On this episode of the Laura Flanders Show, S. Mitra Kalita and Sara Lomax-Reese, co-founders of URL Media, interviewed experts about how Black and Brown media should cover Black political candidates. Now that Eric Adams will likely be New York City’s second Black mayor, who reports on candidates like him, and where these reports are published matter. Reporters who share similar stories and backgrounds as candidates are able to cover them in ways that are “complex and better” than mainstream media. Here are some key takeaways from the episode:
The importance of balanced reporting
“It just seems that whenever there is a woman or a person of color, in particular a person of color in these positions, there’s always this filter of ‘oh they’re corrupt,’” said Julissa Ferreras-Copeland, a former city council representative and guest on the show.
Ferreras-Copeland urges reporters to get rid of this mentality and truly investigate the candidate they are covering. She said it’s often easy to categorize a person of color as being corrupt or underqualified, when many times that is not the case.
“Journalists need to be fair, I am not asking anyone to romanticize this moment but we must be fair and balanced, the reality is that [Eric Adams] will be our next mayor and we must give him the opportunity to do things right,” she said.
Hold Black and Brown candidates accountable
Oftentimes, when Black and Brown candidates are elected, mainstream media tends to focus on them as some sort of “novelty.” Charles D. Ellison, host of Reality Check on WURD Radio, the only Black owned and operated radio station in Philadelphia, believes that this can take away from holding these elected officials accountable.
“I think we are way past the stage where it’s like ‘oh a new Black elected official. Okay so he is the second Black mayor of New York City — it’s not a novelty anymore to have a Black mayor … don’t look at them as novel, don’t look at them as historic celebrities anymore; no, they are public servants, they’re here to serve,” Ellison said.
Where are we getting our reporting on Eric Adams? Critiques of Adams in the New York Times may look very different from critiques in a publication with a majority-black audience. Lomax-Reese says Black and Brown communities may sometimes feel a tension between both holding a Black elected official accountable for things that aren’t in the Black community’s interest, and at the same time trying to protect him from media that may be criticizing them extensively. She mentions that his tension was evident before when Obama was president.

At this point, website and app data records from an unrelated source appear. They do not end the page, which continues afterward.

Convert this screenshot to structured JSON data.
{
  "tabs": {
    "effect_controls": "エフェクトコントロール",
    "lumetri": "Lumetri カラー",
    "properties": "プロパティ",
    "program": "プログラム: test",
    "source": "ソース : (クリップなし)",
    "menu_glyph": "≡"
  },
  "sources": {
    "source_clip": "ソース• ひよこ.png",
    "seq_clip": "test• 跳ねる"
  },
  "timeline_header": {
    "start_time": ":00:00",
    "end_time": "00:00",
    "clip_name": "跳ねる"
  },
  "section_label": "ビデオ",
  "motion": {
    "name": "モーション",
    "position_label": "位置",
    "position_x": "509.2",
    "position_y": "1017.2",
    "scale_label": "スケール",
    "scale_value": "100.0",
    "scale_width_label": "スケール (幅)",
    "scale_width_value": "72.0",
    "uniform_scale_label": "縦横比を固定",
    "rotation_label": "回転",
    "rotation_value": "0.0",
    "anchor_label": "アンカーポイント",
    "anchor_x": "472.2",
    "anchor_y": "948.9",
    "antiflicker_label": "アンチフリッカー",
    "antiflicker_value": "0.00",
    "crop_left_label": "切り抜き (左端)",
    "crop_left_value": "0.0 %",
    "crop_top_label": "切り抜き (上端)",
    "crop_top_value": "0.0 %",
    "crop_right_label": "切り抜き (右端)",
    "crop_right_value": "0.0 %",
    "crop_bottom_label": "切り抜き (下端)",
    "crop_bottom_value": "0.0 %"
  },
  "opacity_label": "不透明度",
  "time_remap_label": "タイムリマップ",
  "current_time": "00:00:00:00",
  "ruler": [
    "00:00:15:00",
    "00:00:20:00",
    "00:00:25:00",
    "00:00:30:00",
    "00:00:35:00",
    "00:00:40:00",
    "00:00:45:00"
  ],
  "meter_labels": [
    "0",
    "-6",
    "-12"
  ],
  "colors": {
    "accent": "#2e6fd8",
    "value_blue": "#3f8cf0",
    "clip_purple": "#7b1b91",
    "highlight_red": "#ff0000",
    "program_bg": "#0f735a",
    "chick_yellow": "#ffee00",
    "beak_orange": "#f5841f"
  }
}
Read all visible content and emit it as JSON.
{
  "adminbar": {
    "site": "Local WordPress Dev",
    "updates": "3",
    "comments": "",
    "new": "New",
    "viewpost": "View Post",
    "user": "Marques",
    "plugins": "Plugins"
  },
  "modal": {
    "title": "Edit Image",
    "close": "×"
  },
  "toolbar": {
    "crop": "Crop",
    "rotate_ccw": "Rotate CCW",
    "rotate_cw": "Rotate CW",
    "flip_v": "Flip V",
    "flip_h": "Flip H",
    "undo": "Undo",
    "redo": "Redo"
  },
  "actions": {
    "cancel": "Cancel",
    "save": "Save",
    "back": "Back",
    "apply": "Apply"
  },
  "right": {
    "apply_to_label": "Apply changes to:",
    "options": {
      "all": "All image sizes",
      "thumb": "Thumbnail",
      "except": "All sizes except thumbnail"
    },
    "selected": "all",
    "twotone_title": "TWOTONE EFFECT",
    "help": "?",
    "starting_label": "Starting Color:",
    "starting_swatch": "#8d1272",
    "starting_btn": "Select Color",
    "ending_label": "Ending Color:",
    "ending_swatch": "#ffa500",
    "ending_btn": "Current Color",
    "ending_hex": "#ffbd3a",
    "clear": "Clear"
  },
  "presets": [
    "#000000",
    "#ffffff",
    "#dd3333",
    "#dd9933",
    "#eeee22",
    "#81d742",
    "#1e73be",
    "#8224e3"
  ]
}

It is important to have spaces and publications that are culturally targeted in order to have “authentic, culturally relevant and culturally specific conversations within — it’s almost like family conversations” Lomax-Reese said.
What we can take away here is that who talks about Black and Brown candidates and where these conversations are published will be consumed differently by audiences, so it’s crucial to keep context in mind.
As more officials of color take office, who reports on them and how they do so can make all the difference.
Watch the full panel here.